In the data below, which lines hold the word "JSON"? Copy them.

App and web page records
________________
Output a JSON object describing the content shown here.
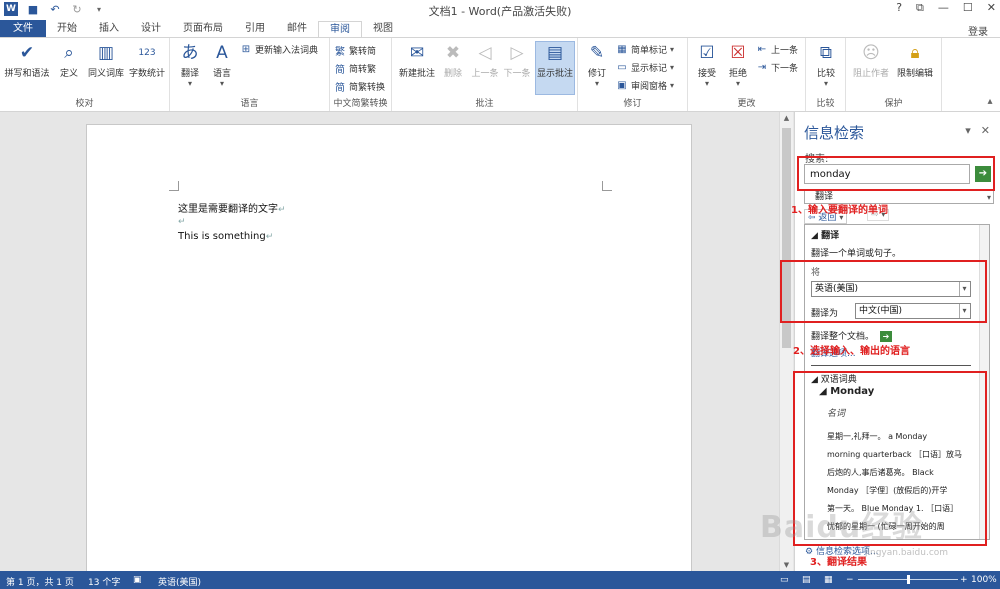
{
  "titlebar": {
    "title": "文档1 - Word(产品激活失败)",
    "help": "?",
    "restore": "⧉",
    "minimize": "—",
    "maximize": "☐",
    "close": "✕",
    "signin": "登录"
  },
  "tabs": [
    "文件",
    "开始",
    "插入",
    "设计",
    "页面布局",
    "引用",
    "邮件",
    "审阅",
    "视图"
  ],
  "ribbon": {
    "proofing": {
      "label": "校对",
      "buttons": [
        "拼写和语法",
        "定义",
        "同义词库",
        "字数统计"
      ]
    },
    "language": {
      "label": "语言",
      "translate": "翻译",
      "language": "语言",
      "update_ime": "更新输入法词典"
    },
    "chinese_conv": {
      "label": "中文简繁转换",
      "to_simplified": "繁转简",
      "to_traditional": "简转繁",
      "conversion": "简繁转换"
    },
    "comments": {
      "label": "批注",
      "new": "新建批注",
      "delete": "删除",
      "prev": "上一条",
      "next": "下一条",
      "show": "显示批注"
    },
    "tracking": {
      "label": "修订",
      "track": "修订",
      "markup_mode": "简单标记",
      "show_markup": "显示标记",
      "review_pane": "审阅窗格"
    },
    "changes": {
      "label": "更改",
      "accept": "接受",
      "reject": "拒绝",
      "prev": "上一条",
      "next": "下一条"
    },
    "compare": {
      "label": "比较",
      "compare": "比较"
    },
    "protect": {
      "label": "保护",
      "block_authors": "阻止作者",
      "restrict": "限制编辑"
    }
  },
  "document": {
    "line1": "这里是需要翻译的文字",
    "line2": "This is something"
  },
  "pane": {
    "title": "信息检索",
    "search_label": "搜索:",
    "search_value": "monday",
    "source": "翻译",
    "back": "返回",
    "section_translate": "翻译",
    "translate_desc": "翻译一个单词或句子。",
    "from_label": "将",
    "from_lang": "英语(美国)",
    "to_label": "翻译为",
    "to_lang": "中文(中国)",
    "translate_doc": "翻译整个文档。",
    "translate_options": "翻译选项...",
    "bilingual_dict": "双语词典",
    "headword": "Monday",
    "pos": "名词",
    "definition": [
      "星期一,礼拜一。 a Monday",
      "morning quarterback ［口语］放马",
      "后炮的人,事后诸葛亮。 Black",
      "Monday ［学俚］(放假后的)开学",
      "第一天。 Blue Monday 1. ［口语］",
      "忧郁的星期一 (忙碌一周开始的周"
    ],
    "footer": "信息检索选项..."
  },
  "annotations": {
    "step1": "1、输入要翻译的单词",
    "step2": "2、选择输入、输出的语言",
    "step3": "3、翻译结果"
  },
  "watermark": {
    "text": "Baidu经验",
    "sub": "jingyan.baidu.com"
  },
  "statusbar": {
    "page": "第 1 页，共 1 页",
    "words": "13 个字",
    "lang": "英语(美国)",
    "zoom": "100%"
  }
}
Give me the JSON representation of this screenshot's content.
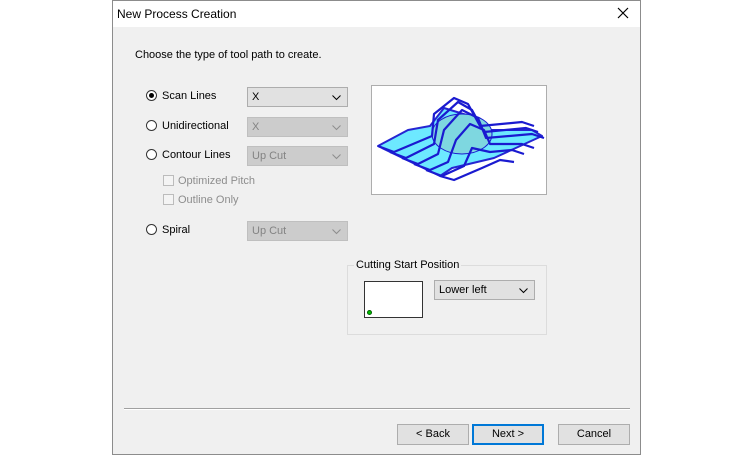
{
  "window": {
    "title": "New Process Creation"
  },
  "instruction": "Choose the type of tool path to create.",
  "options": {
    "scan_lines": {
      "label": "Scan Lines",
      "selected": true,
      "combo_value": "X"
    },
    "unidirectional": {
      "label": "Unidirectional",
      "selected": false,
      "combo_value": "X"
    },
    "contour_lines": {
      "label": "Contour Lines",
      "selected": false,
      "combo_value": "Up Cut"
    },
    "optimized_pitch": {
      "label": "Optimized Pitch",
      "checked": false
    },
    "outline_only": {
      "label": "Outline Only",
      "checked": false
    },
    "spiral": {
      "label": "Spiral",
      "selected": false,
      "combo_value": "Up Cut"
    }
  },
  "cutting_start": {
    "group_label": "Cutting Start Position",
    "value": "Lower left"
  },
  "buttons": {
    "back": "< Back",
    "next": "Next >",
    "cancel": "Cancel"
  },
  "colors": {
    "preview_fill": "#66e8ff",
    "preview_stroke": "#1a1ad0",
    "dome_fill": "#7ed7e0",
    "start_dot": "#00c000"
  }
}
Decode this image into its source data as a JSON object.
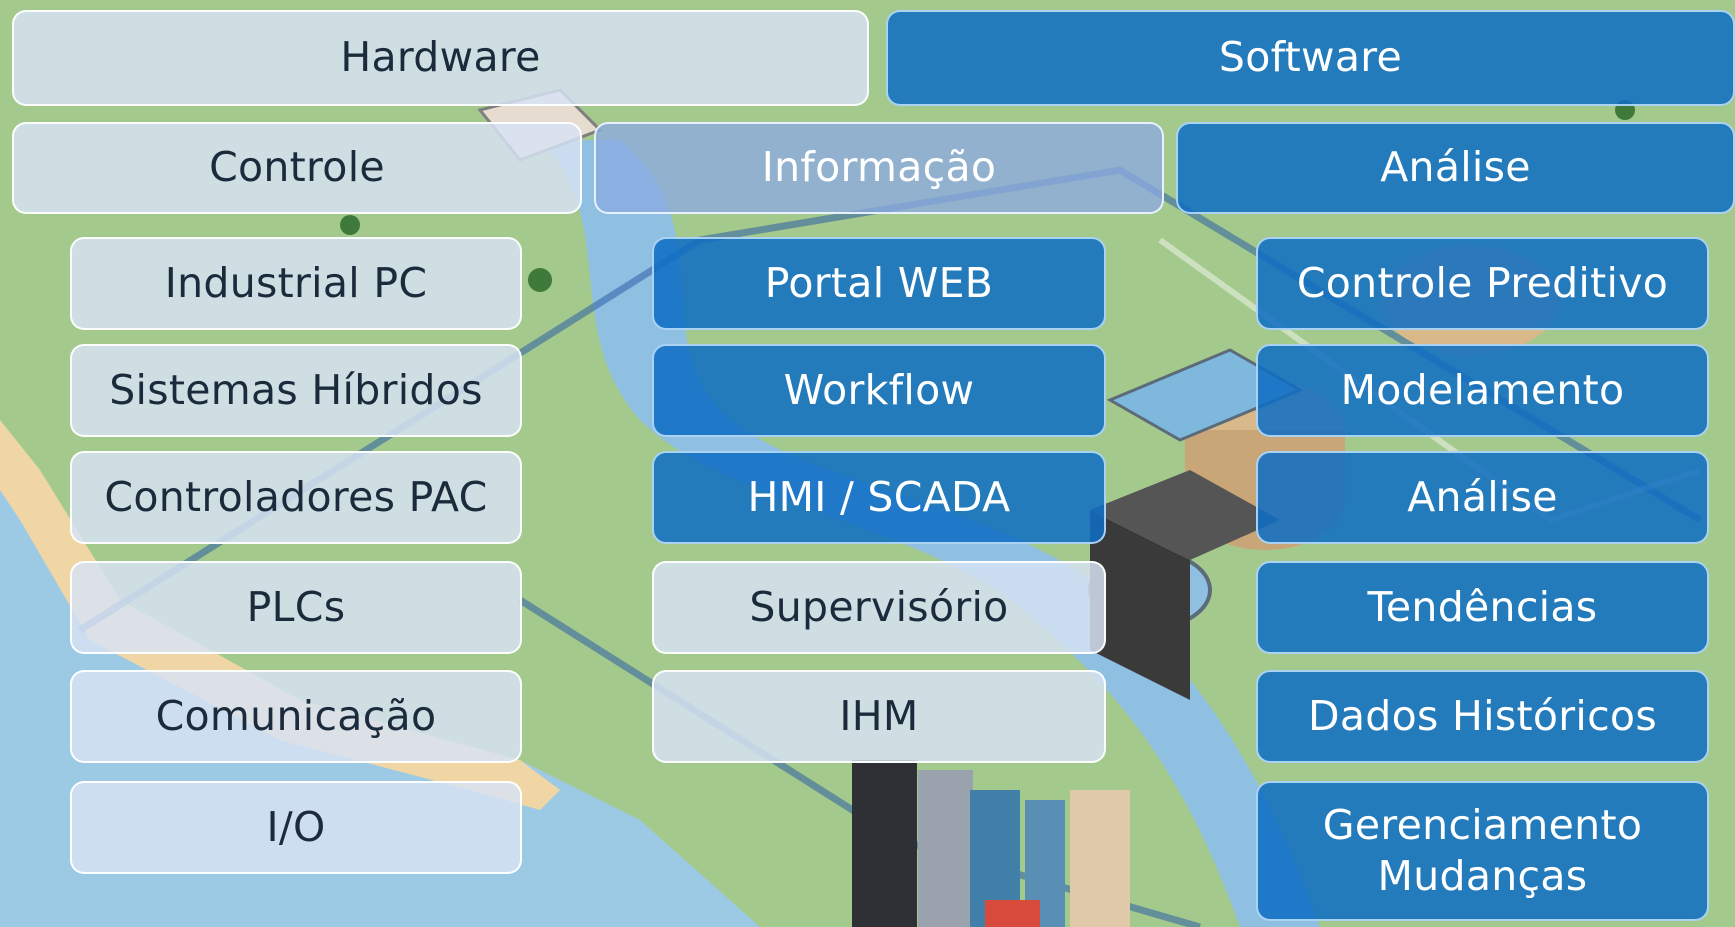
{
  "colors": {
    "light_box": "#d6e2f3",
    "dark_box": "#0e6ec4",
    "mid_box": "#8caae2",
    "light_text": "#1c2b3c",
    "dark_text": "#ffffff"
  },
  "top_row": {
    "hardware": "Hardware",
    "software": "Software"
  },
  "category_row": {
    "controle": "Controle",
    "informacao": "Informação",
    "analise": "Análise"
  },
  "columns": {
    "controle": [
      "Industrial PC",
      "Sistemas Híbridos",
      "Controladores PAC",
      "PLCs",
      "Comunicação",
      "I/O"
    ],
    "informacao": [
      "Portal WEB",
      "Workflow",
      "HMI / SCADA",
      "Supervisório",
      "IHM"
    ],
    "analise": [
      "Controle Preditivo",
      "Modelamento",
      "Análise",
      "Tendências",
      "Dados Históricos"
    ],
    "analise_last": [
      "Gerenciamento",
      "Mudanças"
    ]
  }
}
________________
● SOLUTION:
Output a JSON object describing the content shown here.
Give me the JSON representation of this screenshot's content.
Decode this image into its source data as a JSON object.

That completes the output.